handwriting during a reactionDon’t you just hate it when you lose or can’t retrieve the word you want from your brain?  Since becoming ill I have found it is a regular occurrence.  I will be talking to someone and in the middle of a sentence I can’t come up with the word I want to use.  Try as I might, the word won’t come.  Sometimes I have been successful by trying to find another word that means something similar.  In the middle of a reaction as I was in yesterday, I was hard pressed to come up with the other word.

What was the word you say?  I don’t know.  I still don’t know.  I was trying to convey how when dealing with someone I would just respond very vaguely without giving either a yes or no answer.  As I was searching for the word I became tearful.  I tried and tried and finally came up with equanimity (calmness, poise, serenity, self-possession).  It seemed to work but wasn’t really the word I wanted to use.  Maybe I was wanting to use apathetic (showing little or no emotion, indifferent, not interested or concerned).  As I am writing this definition I think that is the word I wanted to use.

As hard as I try to retrain my brain by reading, crossword puzzles, etc.
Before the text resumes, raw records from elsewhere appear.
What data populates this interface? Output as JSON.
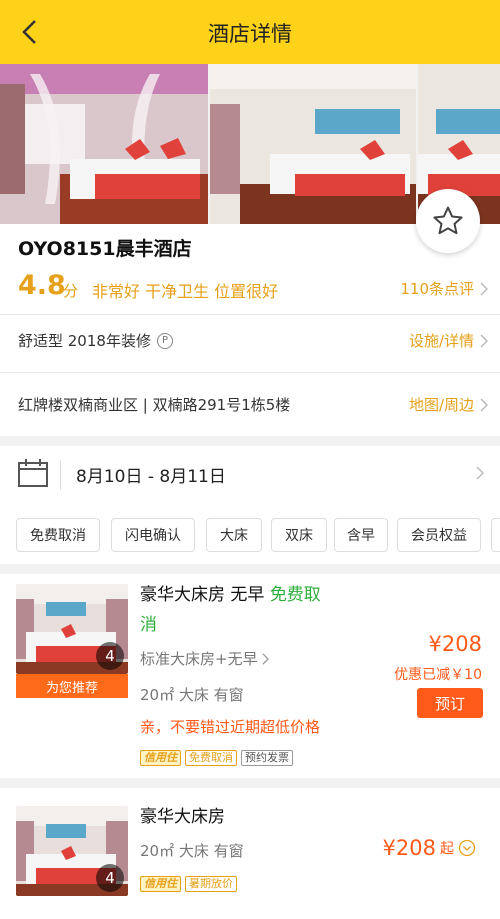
{
  "header": {
    "title": "酒店详情"
  },
  "hotel": {
    "name": "OYO8151晨丰酒店",
    "score": "4.8",
    "score_unit": "分",
    "score_tags": "非常好 干净卫生 位置很好",
    "review_link": "110条点评",
    "type_text": "舒适型 2018年装修",
    "facility_link": "设施/详情",
    "address": "红牌楼双楠商业区 | 双楠路291号1栋5楼",
    "map_link": "地图/周边"
  },
  "dates": {
    "range": "8月10日 - 8月11日"
  },
  "filters": [
    "免费取消",
    "闪电确认",
    "大床",
    "双床",
    "含早",
    "会员权益"
  ],
  "rooms": [
    {
      "title_main": "豪华大床房 无早",
      "title_cancel": "免费取",
      "title_cancel2": "消",
      "image_count": "4",
      "recommend_label": "为您推荐",
      "subtype": "标准大床房+无早",
      "specs": "20㎡ 大床 有窗",
      "promo": "亲，不要错过近期超低价格",
      "tags": [
        "信用住",
        "免费取消",
        "预约发票"
      ],
      "price": "¥208",
      "discount": "优惠已减￥10",
      "book_label": "预订"
    },
    {
      "title_main": "豪华大床房",
      "image_count": "4",
      "specs": "20㎡ 大床 有窗",
      "tags": [
        "信用住",
        "暑期放价"
      ],
      "price": "¥208",
      "price_suffix": "起"
    }
  ],
  "colors": {
    "header": "#ffd21a",
    "accent": "#e6a01a",
    "price": "#ff5a1a",
    "green": "#2fae3b"
  }
}
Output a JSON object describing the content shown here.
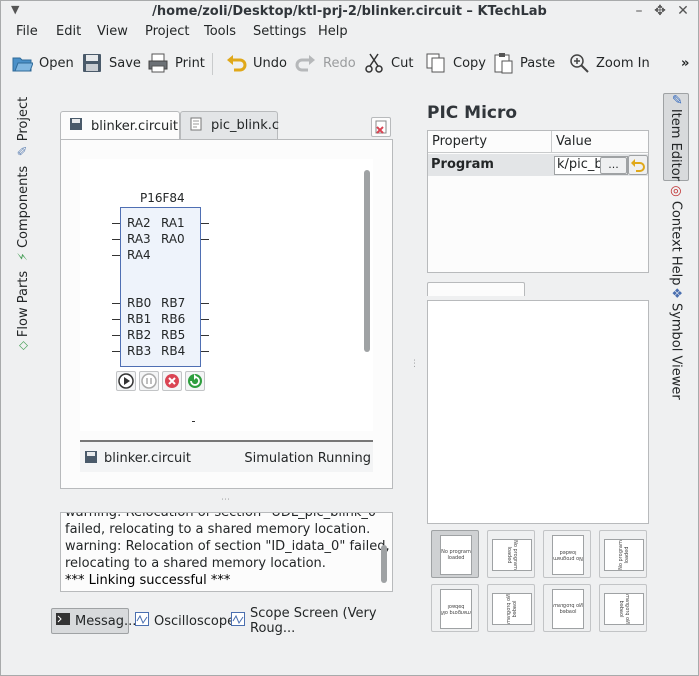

I still lose words in conversation even more so in the midst of a reaction.  I still find when I type that I transpose the same letters in certain words over and over again even though I know how to spell the words.  Yesterday when I was in the reaction my handwriting became hard to read (see picture for a sample of my handwriting in my journal during a reaction) and I spelled things wrong, my right hand became very cold and I had a much harder time expressing myself.

I have been told that mold mycotoxins can damage brain cells.  Sometimes you regain some of the processes you lost but usually not all of them.  When I was first exposed to mold (didn’t know it then) I would take phone messages and then look at them and realize they didn’t make sense and have to re-write them. Sometimes my boss would come in and ask me what the message meant even after I am sure it had been rewritten.  My handwriting was also deteriorating .  At the time I would become frustrated over this but it never dawned on me that something serious was going on with me and my brain.

This was originally posted on June 23, 2012.  I still find myself in a conversation and suddenly don’t even know what I am talking about.  All it takes is the tiniest of distraction (a noise in the background, a knock at the door, hearing someone else’s conversation going on, or the person on the other end of the conversation saying something that distracts me).  When typing I make the same mistakes over and over and over again despite knowing how to spell the words and where the keys are on the keyboard.  It is so frustrating!  Has chronic illnesses affected you this way?